Who can use this policy?
This policy can be used by all employers.
Employers have the right to prescribe standards of communication for employee use of social media platforms as it relates to their business, whether directly or indirectly. With the growing use of social media to enhance an employer’s products, services and/or brand recognition, employers need to ensure they have a policy that provides strict guidelines on the way in which employees and contractors are allowed to engage in social media whether authorised to do so or not.
Examples of social media include blogs, discussion forums and boards, Facebook, Twitter, LinkedIn, MySpace, You Tube, Instagram, Tiktok and any other medium which allows a user to upload electronic communication and content.
The policy is designed as a guideline intended to provide clarity to employees and contractors on acceptable use of social media platforms generally, as well as when referring to the employer, the employer’s products and services, its people, clients, competitors and entities associated with the employer (regardless of whether the devices are owned or controlled by the employer). Importantly, this policy is not limited to the use of social media platforms on computers and other electronic devices provided by the employer, but also includes activity undertaken on an employee’s personal computer or electronic device.
The policy has been updated to include the use of social media on the company’s computer network for limited and reasonable personal use.

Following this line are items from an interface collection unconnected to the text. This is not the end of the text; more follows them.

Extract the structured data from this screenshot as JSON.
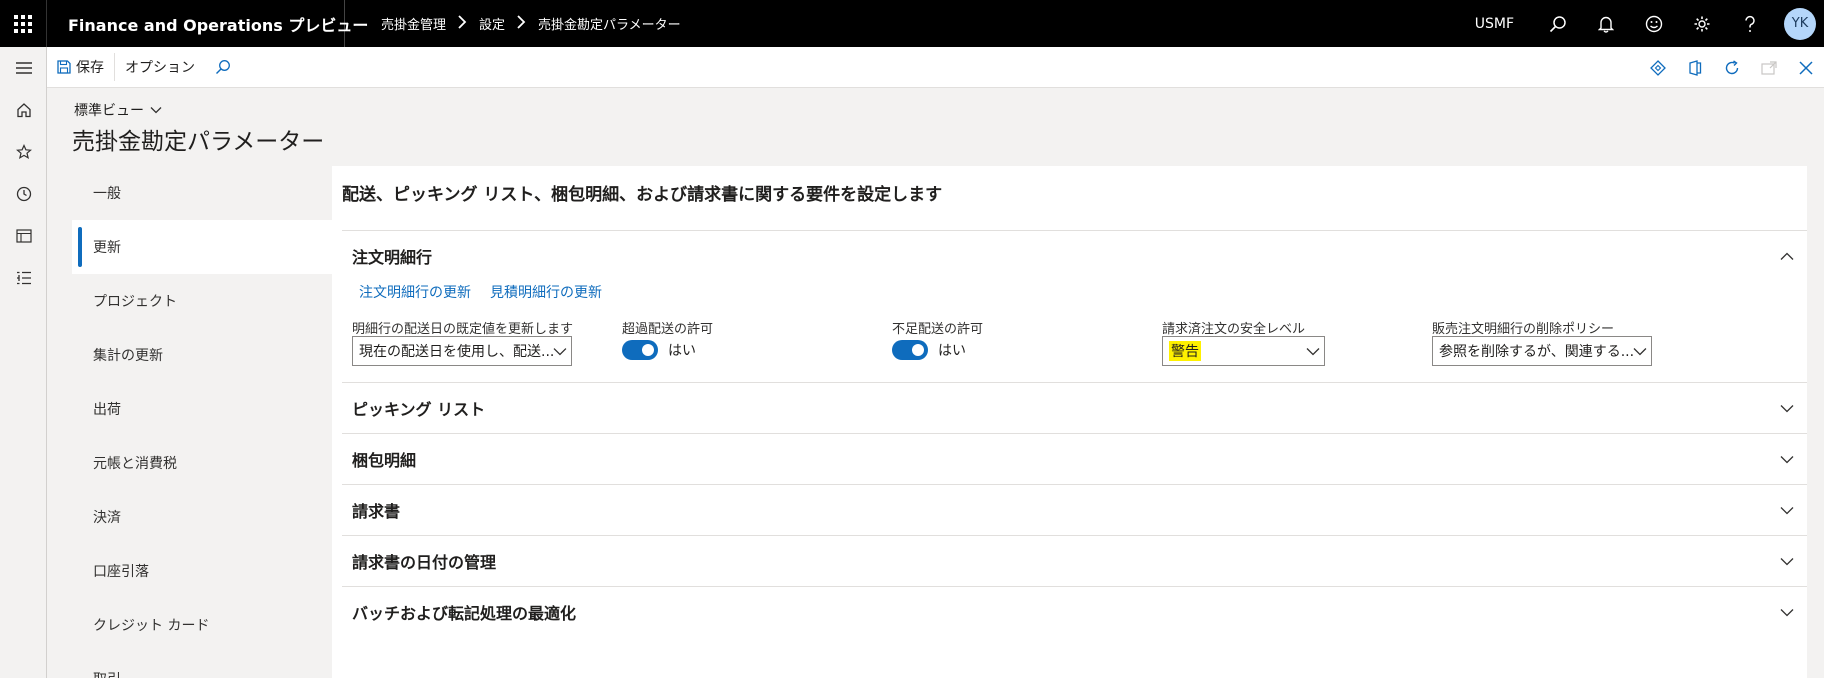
{
  "topbar": {
    "app_name": "Finance and Operations プレビュー",
    "breadcrumbs": [
      "売掛金管理",
      "設定",
      "売掛金勘定パラメーター"
    ],
    "company": "USMF",
    "user_initials": "YK"
  },
  "actionpane": {
    "save_label": "保存",
    "options_label": "オプション"
  },
  "page": {
    "view_selector": "標準ビュー",
    "title": "売掛金勘定パラメーター"
  },
  "tabs": [
    {
      "label": "一般",
      "active": false
    },
    {
      "label": "更新",
      "active": true
    },
    {
      "label": "プロジェクト",
      "active": false
    },
    {
      "label": "集計の更新",
      "active": false
    },
    {
      "label": "出荷",
      "active": false
    },
    {
      "label": "元帳と消費税",
      "active": false
    },
    {
      "label": "決済",
      "active": false
    },
    {
      "label": "口座引落",
      "active": false
    },
    {
      "label": "クレジット カード",
      "active": false
    },
    {
      "label": "取引",
      "active": false
    }
  ],
  "content": {
    "title": "配送、ピッキング リスト、梱包明細、および請求書に関する要件を設定します",
    "order_lines": {
      "header": "注文明細行",
      "links": [
        "注文明細行の更新",
        "見積明細行の更新"
      ],
      "fields": {
        "delivery_date": {
          "label": "明細行の配送日の既定値を更新します",
          "value": "現在の配送日を使用し、配送..."
        },
        "over_delivery": {
          "label": "超過配送の許可",
          "value": "はい",
          "on": true
        },
        "under_delivery": {
          "label": "不足配送の許可",
          "value": "はい",
          "on": true
        },
        "safety_level": {
          "label": "請求済注文の安全レベル",
          "value": "警告"
        },
        "deletion_policy": {
          "label": "販売注文明細行の削除ポリシー",
          "value": "参照を削除するが、関連する..."
        }
      }
    },
    "sections": [
      "ピッキング リスト",
      "梱包明細",
      "請求書",
      "請求書の日付の管理",
      "バッチおよび転記処理の最適化"
    ]
  }
}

If employee’s use the company’s computer network for personal use they will need to be mindful that any information they disclose may be used or disclosed and the employee is taken to have consented to the use and disclosure for any information that is disclosed.
Any breach of the policy may result in disciplinary action including termination of employment.
Please note that this policy should be used in conjunction with the Internet, Email and Computer Use Policy, particularly if the State or Territory in which you operate has laws which regulate an employer’s ability to monitor the computer use of its employees. For instance, in New South Wales workplace surveillance is regulated by the Workplace Surveillance Act 2005 (NSW) (Workplace Surveillance Act). The Workplace Surveillance Act prescribes that an employer must not undertake computer surveillance in relation to an employee’s computer use unless it has first notified the employee of the type of surveillance that is to be conducted at least 14 days’ prior to the surveillance occurring and the surveillance is carried out in accordance with a policy which has been communicated to the workforce in such a manner that it is reasonable to assume that the employees are aware of and understand the policy. If you have any questions about this matter you should seek specific legal advice.